Exercise aim - Which lines have the string "JSON"? Copy all of them from the entries below.

Record set -
※

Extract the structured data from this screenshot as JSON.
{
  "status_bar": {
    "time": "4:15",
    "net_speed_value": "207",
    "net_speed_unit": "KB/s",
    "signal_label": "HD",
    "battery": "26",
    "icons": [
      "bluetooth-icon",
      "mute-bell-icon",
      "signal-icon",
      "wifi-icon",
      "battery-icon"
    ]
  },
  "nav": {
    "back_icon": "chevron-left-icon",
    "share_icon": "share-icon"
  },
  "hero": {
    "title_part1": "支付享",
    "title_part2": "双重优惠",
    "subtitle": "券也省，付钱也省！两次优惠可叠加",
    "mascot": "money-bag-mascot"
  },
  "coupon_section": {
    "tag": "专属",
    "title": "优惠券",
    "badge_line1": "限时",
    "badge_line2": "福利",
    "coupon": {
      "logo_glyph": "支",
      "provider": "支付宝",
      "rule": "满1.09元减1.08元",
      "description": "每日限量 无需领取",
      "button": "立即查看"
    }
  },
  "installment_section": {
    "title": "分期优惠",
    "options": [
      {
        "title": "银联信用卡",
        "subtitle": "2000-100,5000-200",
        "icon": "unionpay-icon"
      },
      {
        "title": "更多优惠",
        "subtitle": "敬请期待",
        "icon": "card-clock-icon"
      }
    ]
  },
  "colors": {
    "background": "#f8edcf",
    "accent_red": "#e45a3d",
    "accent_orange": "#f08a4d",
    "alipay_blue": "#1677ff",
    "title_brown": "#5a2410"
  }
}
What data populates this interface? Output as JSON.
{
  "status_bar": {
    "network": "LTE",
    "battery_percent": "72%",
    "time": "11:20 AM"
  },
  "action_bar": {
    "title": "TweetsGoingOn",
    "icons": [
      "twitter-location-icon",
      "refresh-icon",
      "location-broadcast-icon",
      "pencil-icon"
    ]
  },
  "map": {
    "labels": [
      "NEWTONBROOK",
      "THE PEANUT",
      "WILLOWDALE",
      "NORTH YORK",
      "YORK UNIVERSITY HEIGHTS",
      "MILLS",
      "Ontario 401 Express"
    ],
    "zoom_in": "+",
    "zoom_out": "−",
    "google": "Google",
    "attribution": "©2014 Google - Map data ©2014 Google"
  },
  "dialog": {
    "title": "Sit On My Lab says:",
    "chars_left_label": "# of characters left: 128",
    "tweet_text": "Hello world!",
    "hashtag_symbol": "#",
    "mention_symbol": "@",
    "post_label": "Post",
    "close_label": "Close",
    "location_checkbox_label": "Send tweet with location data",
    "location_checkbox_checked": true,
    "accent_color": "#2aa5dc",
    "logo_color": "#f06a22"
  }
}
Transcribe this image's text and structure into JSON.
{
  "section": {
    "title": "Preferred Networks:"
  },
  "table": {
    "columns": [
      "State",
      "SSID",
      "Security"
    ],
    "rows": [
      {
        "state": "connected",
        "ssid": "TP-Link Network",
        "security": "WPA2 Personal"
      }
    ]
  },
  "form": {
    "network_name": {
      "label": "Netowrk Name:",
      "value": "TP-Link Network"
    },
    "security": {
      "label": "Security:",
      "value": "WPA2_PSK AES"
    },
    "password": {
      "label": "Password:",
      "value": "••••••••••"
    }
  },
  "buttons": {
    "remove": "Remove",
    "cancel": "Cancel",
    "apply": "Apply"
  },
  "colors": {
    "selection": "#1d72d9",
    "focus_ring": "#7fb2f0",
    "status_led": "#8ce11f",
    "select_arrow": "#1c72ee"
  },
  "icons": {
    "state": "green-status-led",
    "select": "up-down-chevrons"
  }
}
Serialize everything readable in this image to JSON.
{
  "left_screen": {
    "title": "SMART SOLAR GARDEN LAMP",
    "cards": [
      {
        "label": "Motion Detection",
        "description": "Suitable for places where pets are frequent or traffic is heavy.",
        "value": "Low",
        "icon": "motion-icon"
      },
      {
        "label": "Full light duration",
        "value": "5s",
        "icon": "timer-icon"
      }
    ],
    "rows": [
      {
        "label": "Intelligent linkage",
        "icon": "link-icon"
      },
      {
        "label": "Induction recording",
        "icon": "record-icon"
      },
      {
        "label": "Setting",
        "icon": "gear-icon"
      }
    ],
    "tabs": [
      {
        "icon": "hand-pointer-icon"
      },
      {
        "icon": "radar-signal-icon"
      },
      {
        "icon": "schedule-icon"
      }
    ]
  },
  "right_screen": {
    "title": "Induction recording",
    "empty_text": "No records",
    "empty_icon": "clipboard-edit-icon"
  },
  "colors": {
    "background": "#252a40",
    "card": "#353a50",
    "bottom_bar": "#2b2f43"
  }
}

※

Response -
Extract the structured data from this screenshot as JSON.
What data populates this interface? Output as JSON.
Transcribe this image's text and structure into JSON.
Serialize everything readable in this image to JSON.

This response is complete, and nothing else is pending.